Exercise instructions:
The expected answer is a bare count of the lines in the data below that contain "image".

** Opening Data shown block **

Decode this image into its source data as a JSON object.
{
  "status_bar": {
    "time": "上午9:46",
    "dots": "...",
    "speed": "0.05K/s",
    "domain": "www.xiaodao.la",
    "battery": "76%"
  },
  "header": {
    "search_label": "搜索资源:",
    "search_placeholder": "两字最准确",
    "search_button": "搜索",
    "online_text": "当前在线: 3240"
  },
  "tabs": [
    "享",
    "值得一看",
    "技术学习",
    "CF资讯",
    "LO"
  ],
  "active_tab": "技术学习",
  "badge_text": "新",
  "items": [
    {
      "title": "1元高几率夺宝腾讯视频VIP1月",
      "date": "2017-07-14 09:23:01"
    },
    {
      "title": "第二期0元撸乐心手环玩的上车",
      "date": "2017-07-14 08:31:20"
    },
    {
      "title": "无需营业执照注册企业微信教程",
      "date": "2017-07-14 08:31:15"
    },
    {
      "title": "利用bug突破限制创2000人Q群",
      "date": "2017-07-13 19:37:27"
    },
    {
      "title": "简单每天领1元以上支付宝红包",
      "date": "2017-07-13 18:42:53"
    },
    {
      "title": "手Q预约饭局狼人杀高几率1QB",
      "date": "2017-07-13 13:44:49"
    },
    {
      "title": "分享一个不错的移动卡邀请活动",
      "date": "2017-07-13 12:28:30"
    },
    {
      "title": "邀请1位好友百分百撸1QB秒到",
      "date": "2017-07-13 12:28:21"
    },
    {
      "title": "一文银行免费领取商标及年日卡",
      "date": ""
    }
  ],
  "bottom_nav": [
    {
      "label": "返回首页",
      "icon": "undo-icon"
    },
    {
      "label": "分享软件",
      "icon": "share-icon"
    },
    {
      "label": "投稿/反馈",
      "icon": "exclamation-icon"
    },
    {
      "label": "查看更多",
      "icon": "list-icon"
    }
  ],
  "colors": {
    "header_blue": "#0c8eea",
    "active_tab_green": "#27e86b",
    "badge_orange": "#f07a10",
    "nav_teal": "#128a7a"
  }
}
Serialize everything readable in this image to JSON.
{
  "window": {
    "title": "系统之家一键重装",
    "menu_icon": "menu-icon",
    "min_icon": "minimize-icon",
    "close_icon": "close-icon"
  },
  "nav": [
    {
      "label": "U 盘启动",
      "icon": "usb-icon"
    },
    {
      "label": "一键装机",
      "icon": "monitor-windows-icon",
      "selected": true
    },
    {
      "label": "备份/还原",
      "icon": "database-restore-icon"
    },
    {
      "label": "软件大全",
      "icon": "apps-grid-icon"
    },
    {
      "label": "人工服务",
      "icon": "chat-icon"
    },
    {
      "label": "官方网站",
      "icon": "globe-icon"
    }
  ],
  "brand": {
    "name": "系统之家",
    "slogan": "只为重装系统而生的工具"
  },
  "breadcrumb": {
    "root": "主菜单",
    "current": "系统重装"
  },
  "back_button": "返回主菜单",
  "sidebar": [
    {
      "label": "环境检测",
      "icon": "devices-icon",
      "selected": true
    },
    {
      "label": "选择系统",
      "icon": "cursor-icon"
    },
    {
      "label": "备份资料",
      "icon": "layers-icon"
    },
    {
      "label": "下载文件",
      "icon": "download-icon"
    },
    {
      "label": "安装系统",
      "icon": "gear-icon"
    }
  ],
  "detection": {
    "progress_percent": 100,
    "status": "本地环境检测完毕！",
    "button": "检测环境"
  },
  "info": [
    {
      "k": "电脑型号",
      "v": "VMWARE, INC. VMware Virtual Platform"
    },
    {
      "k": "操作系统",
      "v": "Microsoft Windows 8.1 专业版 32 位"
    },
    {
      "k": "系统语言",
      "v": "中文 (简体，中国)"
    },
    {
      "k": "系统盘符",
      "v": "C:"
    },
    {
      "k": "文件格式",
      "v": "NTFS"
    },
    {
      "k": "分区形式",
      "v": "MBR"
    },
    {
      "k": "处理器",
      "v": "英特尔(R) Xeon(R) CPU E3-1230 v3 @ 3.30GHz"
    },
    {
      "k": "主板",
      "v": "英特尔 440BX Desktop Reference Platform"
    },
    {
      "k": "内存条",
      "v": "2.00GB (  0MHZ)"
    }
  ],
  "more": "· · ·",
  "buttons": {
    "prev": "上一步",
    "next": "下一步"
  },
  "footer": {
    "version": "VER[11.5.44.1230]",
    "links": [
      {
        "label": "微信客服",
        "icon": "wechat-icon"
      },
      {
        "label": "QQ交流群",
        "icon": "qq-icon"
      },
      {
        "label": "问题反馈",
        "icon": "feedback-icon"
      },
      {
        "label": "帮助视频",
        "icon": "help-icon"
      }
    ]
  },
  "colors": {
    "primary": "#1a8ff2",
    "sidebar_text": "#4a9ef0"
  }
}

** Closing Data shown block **

Expected output:
2